Australia is the smallest continent, but it has plenty to offer when it comes to food. Some of the foods Australians eat are derived from traditional English meals. After all, colonists from England settled here hundreds of years ago. However, Australians have managed to give these foods, such as meat pies and biscuits, their own spin.

Australian Favorites
Australians eat a variety of foods, ranging from seafood to Vegemite spread. While you’ll find tons of recipes available for Australian cuisine, some are considered more traditional than others. Anzac biscuits, made from oatmeal and coconut, are one example. Australians with a sweet tooth also enjoy a dessert called pavlova, which has meringue, fruit and whipped cream.

Australia also has its own traditional version of bread, called damper, which is meant to be baked over a campfire. What else do those living Down Under enjoy? Pumpkin soup is a local favorite, as are hamburgers topped with beetroot. Australians enjoy pumpkins in more than just soup, though. It’s a favorite vegetable and side dish, whether it’s mashed up with potatoes or baked on its own. Australians also make seasoned beef patties known as rissoles for informal dinners with friends and loved ones.

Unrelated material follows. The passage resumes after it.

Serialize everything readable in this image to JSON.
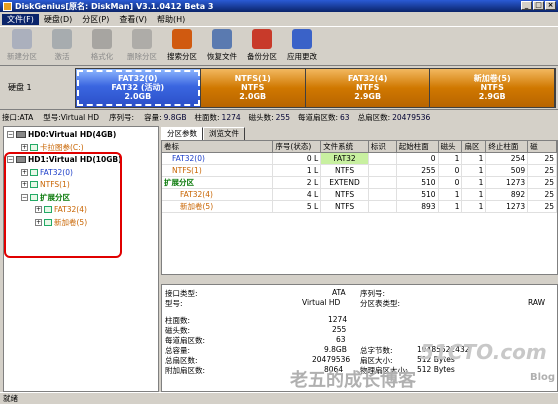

Seasonal Switches
Australia is in the Southern Hemisphere, which means that Christmas takes place during summer. Instead of cooking up hot comfort foods, such as ham and potatoes, Australians enjoy warm weather foods, including seafood and salads. They might spend the holiday feasting outdoors or even at the beach, rather than sitting around a dining room table.

Although June, July, and August are associated with wintertime in Australia, the weather is usually mild all year long. This gives Australians plenty of opportunities to have their meals outdoors, which many like to do. The mild weather makes it ideal for Australians to fire up the barbecue, or barbie, and cook up some shrimp or burgers.

Food Customs
Some Australians enjoy tea and biscuits in the late afternoon just as the English do. For Australian children, this serves as their snack when they come home from school. They don’t fill up too much, though, since they typically eat a large dinner a couple of hours later.

Australians have adopted elements of other cultures into their food in more recent years. That’s why you’ll find plenty of dishes that have influences from Greece, East Asia, the Middle East and more.